From: Harrison, John R <john.r.harrison@i...>
Subject: RE: [Caml-list] More registers in modern day CPUs
Chris King wrote:


| This makes me wonder... why have registers to begin with?  I wonder

| feasible a chip with a, say, 256-byte "register-level" cache would be.


and Brian Hurt said:


| Such chips exist.  The Itanium is one example.


The Itanium is indeed an example of an architecture with a relatively

large number of registers, and where the register file has certain

memory-like features such as automatic indexing offsets.


But as I understood it, Chris was proposing the opposite: have few or

no registers, and rely on main memory instead, with some extra fast

inner level cache to speed it up.


Both the old Inmos Transputer and the the more recent IBM/Sony/Toshiba

Cell processor have/had a dedicated area of fast memory, rather like a

giant memory-based register file. In each case this is explicitly
visible to

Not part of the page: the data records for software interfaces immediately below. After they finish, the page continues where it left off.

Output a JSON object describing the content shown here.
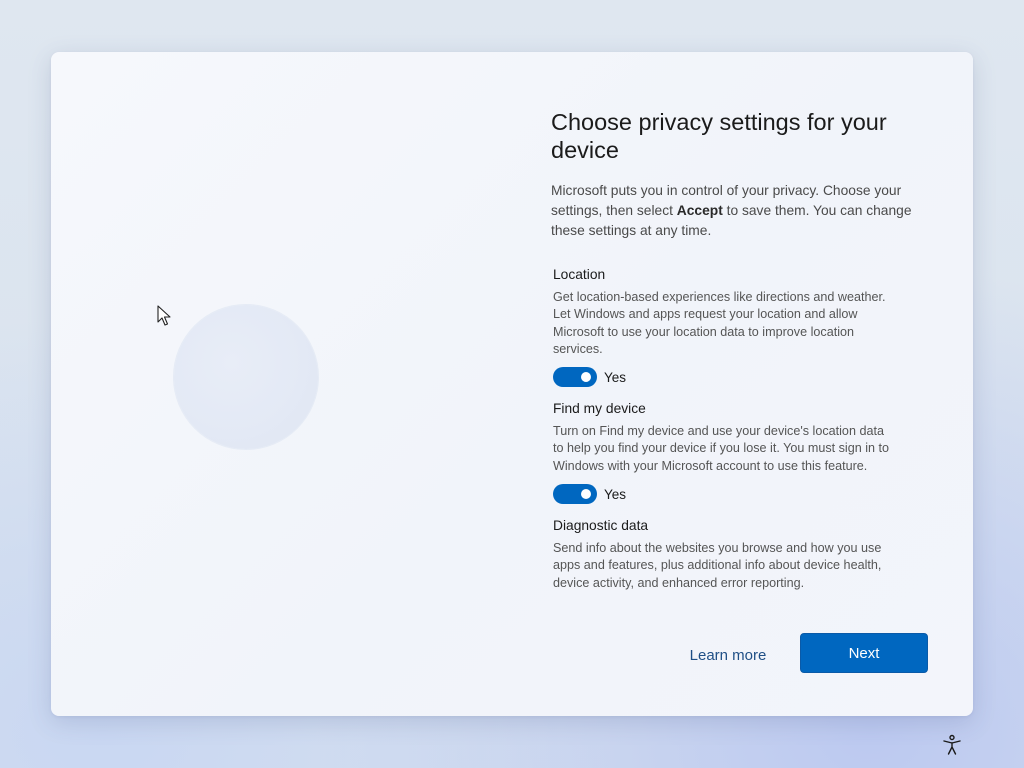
{
  "page": {
    "title": "Choose privacy settings for your device",
    "intro_before": "Microsoft puts you in control of your privacy. Choose your settings, then select ",
    "intro_bold": "Accept",
    "intro_after": " to save them. You can change these settings at any time."
  },
  "settings": [
    {
      "title": "Location",
      "description": "Get location-based experiences like directions and weather. Let Windows and apps request your location and allow Microsoft to use your location data to improve location services.",
      "toggle_on": true,
      "toggle_label": "Yes"
    },
    {
      "title": "Find my device",
      "description": "Turn on Find my device and use your device's location data to help you find your device if you lose it. You must sign in to Windows with your Microsoft account to use this feature.",
      "toggle_on": true,
      "toggle_label": "Yes"
    },
    {
      "title": "Diagnostic data",
      "description": "Send info about the websites you browse and how you use apps and features, plus additional info about device health, device activity, and enhanced error reporting."
    }
  ],
  "buttons": {
    "learn_more": "Learn more",
    "next": "Next"
  },
  "icons": {
    "accessibility": "accessibility-icon",
    "cursor": "mouse-cursor-icon"
  },
  "colors": {
    "accent": "#0067c0",
    "link": "#1f4f86"
  }
}
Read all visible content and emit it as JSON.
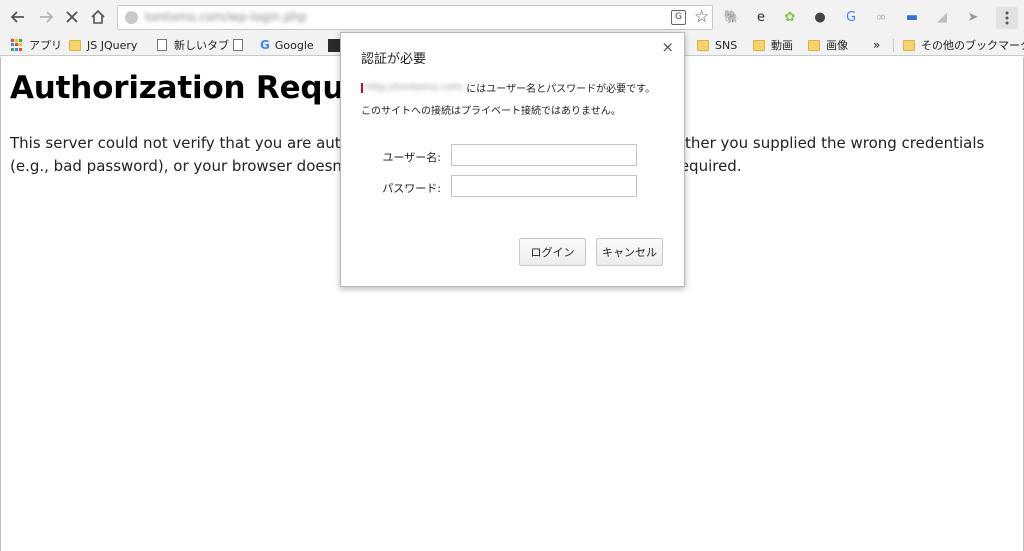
{
  "browser": {
    "url": "tontomo.com/wp-login.php",
    "colors": {
      "toolbar": "#f2f2f2",
      "folder": "#f6d36b"
    },
    "icons": [
      "back-icon",
      "forward-icon",
      "stop-icon",
      "home-icon",
      "translate-icon",
      "star-icon",
      "menu-icon"
    ],
    "translate_glyph": "G",
    "extensions": [
      {
        "name": "evernote-icon",
        "glyph": "🐘",
        "color": "#3a3a3a"
      },
      {
        "name": "e-icon",
        "glyph": "e",
        "color": "#2b2b2b"
      },
      {
        "name": "android-icon",
        "glyph": "✿",
        "color": "#8bc34a"
      },
      {
        "name": "bulb-icon",
        "glyph": "●",
        "color": "#444"
      },
      {
        "name": "google-translate-icon",
        "glyph": "G",
        "color": "#4285f4"
      },
      {
        "name": "link-icon",
        "glyph": "∞",
        "color": "#b0b0b0"
      },
      {
        "name": "chat-icon",
        "glyph": "▬",
        "color": "#3b6fd6"
      },
      {
        "name": "rss-icon",
        "glyph": "◢",
        "color": "#bdbdbd"
      },
      {
        "name": "cursor-icon",
        "glyph": "➤",
        "color": "#9a9a9a"
      }
    ]
  },
  "bookmarks": {
    "apps": "アプリ",
    "jsjquery": "JS JQuery",
    "newtab": "新しいタブ",
    "google": "Google",
    "sns": "SNS",
    "douga": "動画",
    "gazou": "画像",
    "overflow": "»",
    "other": "その他のブックマーク"
  },
  "page": {
    "title": "Authorization Required",
    "body": "This server could not verify that you are authorized to access the document requested. Either you supplied the wrong credentials (e.g., bad password), or your browser doesn't understand how to supply the credentials required."
  },
  "dialog": {
    "title": "認証が必要",
    "close": "×",
    "site": "http://tontomo.com",
    "message1": "にはユーザー名とパスワードが必要です。",
    "message2": "このサイトへの接続はプライベート接続ではありません。",
    "username_label": "ユーザー名:",
    "username_value": "",
    "password_label": "パスワード:",
    "password_value": "",
    "login_button": "ログイン",
    "cancel_button": "キャンセル"
  }
}
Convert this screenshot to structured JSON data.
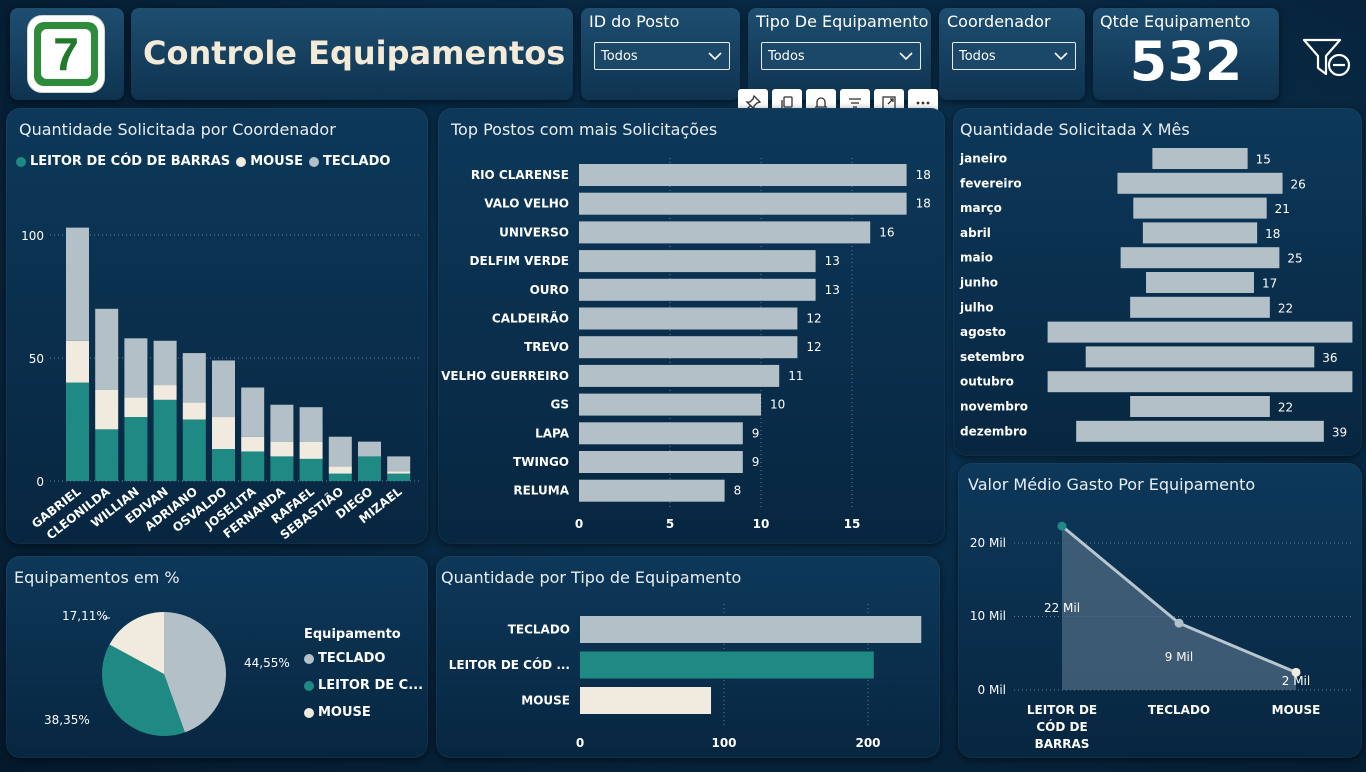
{
  "header": {
    "logo_text": "7",
    "title": "Controle Equipamentos",
    "slicers": [
      {
        "label": "ID do Posto",
        "value": "Todos"
      },
      {
        "label": "Tipo De Equipamento",
        "value": "Todos"
      },
      {
        "label": "Coordenador",
        "value": "Todos"
      }
    ],
    "kpi": {
      "label": "Qtde Equipamento",
      "value": "532"
    }
  },
  "colors": {
    "teal": "#1e8a83",
    "cream": "#f1ebdf",
    "gray": "#b3c0c8"
  },
  "icons": [
    "pin-icon",
    "copy-icon",
    "bell-icon",
    "filter-icon",
    "focus-mode-icon",
    "more-options-icon",
    "clear-filter-icon",
    "chevron-down-icon"
  ],
  "charts": {
    "coordenador": {
      "title": "Quantidade Solicitada por Coordenador",
      "legend": [
        "LEITOR DE CÓD DE BARRAS",
        "MOUSE",
        "TECLADO"
      ],
      "y_ticks": [
        "100",
        "50",
        "0"
      ]
    },
    "postos": {
      "title": "Top Postos com mais Solicitações",
      "x_ticks": [
        "0",
        "5",
        "10",
        "15"
      ]
    },
    "mes": {
      "title": "Quantidade Solicitada X Mês"
    },
    "percent": {
      "title": "Equipamentos em %",
      "legend_title": "Equipamento",
      "legend": [
        "TECLADO",
        "LEITOR DE C...",
        "MOUSE"
      ],
      "labels": [
        "44,55%",
        "38,35%",
        "17,11%"
      ]
    },
    "tipo": {
      "title": "Quantidade por Tipo de Equipamento",
      "x_ticks": [
        "0",
        "100",
        "200"
      ]
    },
    "valor": {
      "title": "Valor Médio Gasto Por Equipamento",
      "y_ticks": [
        "20 Mil",
        "10 Mil",
        "0 Mil"
      ]
    }
  },
  "chart_data": [
    {
      "type": "bar",
      "stacked": true,
      "title": "Quantidade Solicitada por Coordenador",
      "categories": [
        "GABRIEL",
        "CLEONILDA",
        "WILLIAN",
        "EDIVAN",
        "ADRIANO",
        "OSVALDO",
        "JOSELITA",
        "FERNANDA",
        "RAFAEL",
        "SEBASTIÃO",
        "DIEGO",
        "MIZAEL"
      ],
      "series": [
        {
          "name": "LEITOR DE CÓD DE BARRAS",
          "color": "#1e8a83",
          "values": [
            40,
            21,
            26,
            33,
            25,
            13,
            12,
            10,
            9,
            3,
            10,
            3
          ]
        },
        {
          "name": "MOUSE",
          "color": "#f1ebdf",
          "values": [
            17,
            16,
            8,
            6,
            7,
            13,
            6,
            6,
            7,
            3,
            0,
            1
          ]
        },
        {
          "name": "TECLADO",
          "color": "#b3c0c8",
          "values": [
            46,
            33,
            24,
            18,
            20,
            23,
            20,
            15,
            14,
            12,
            6,
            6
          ]
        }
      ],
      "ylim": [
        0,
        110
      ],
      "legend_position": "top-left"
    },
    {
      "type": "bar",
      "orientation": "horizontal",
      "title": "Top Postos com mais Solicitações",
      "categories": [
        "RIO CLARENSE",
        "VALO VELHO",
        "UNIVERSO",
        "DELFIM VERDE",
        "OURO",
        "CALDEIRÃO",
        "TREVO",
        "VELHO GUERREIRO",
        "GS",
        "LAPA",
        "TWINGO",
        "RELUMA"
      ],
      "values": [
        18,
        18,
        16,
        13,
        13,
        12,
        12,
        11,
        10,
        9,
        9,
        8
      ],
      "xlim": [
        0,
        20
      ]
    },
    {
      "type": "bar",
      "orientation": "horizontal-funnel",
      "title": "Quantidade Solicitada X Mês",
      "categories": [
        "janeiro",
        "fevereiro",
        "março",
        "abril",
        "maio",
        "junho",
        "julho",
        "agosto",
        "setembro",
        "outubro",
        "novembro",
        "dezembro"
      ],
      "values": [
        15,
        26,
        21,
        18,
        25,
        17,
        22,
        48,
        36,
        48,
        22,
        39
      ],
      "labels": [
        "15",
        "26",
        "21",
        "18",
        "25",
        "17",
        "22",
        "",
        "36",
        "",
        "22",
        "39"
      ]
    },
    {
      "type": "pie",
      "title": "Equipamentos em %",
      "categories": [
        "TECLADO",
        "LEITOR DE C...",
        "MOUSE"
      ],
      "values": [
        44.55,
        38.35,
        17.11
      ],
      "colors": [
        "#b3c0c8",
        "#1e8a83",
        "#f1ebdf"
      ],
      "legend_position": "right"
    },
    {
      "type": "bar",
      "orientation": "horizontal",
      "title": "Quantidade por Tipo de Equipamento",
      "categories": [
        "TECLADO",
        "LEITOR DE CÓD ...",
        "MOUSE"
      ],
      "values": [
        237,
        204,
        91
      ],
      "colors": [
        "#b3c0c8",
        "#1e8a83",
        "#f1ebdf"
      ],
      "xlim": [
        0,
        240
      ]
    },
    {
      "type": "area",
      "title": "Valor Médio Gasto Por Equipamento",
      "categories": [
        "LEITOR DE CÓD DE BARRAS",
        "TECLADO",
        "MOUSE"
      ],
      "values": [
        22300,
        9100,
        2400
      ],
      "labels": [
        "22 Mil",
        "9 Mil",
        "2 Mil"
      ],
      "ylim": [
        0,
        25000
      ]
    }
  ]
}
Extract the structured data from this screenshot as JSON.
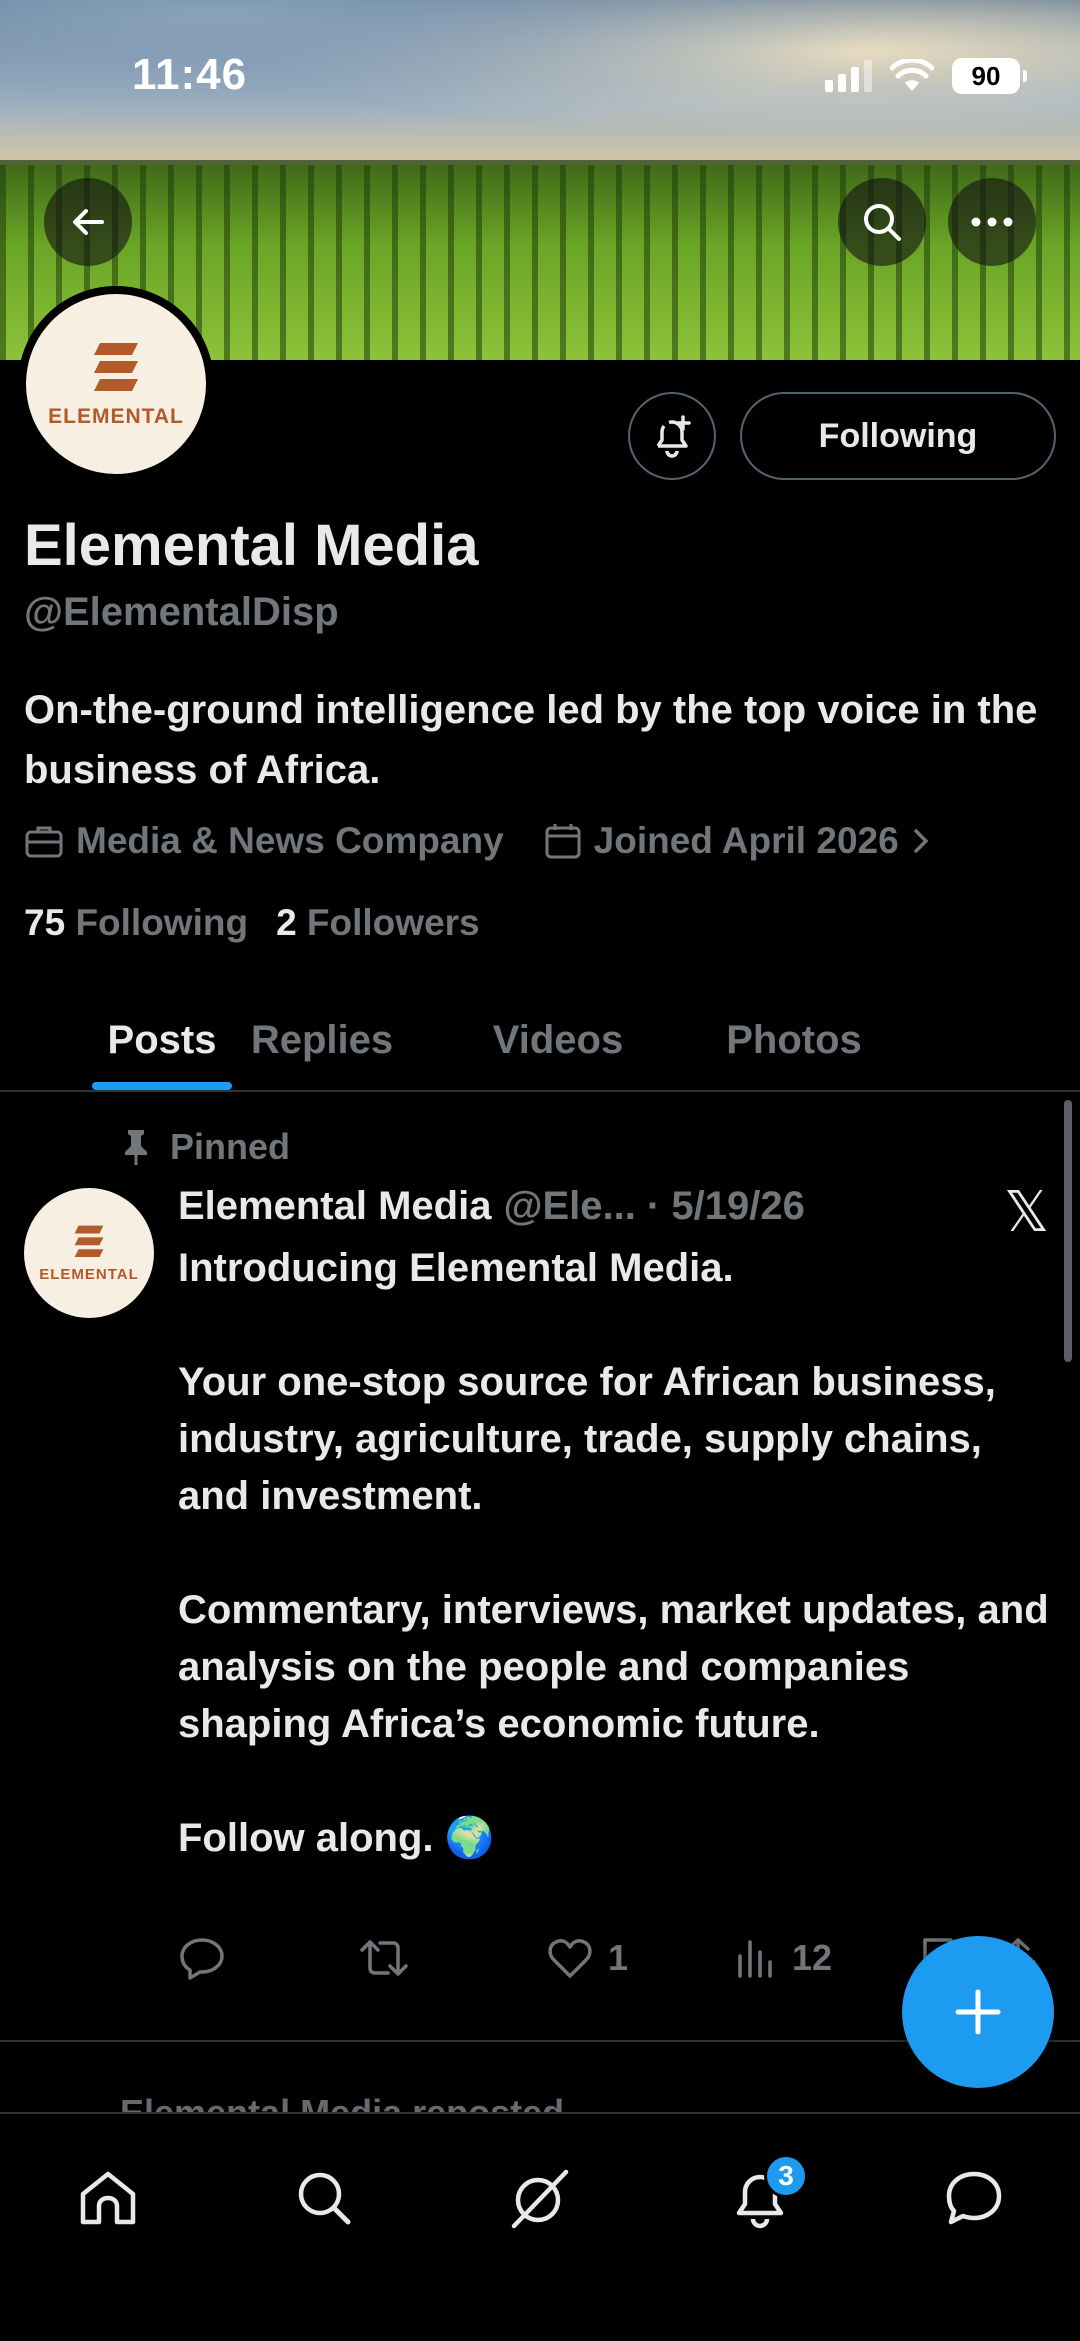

user-level software rather than being a cache in the usual sense.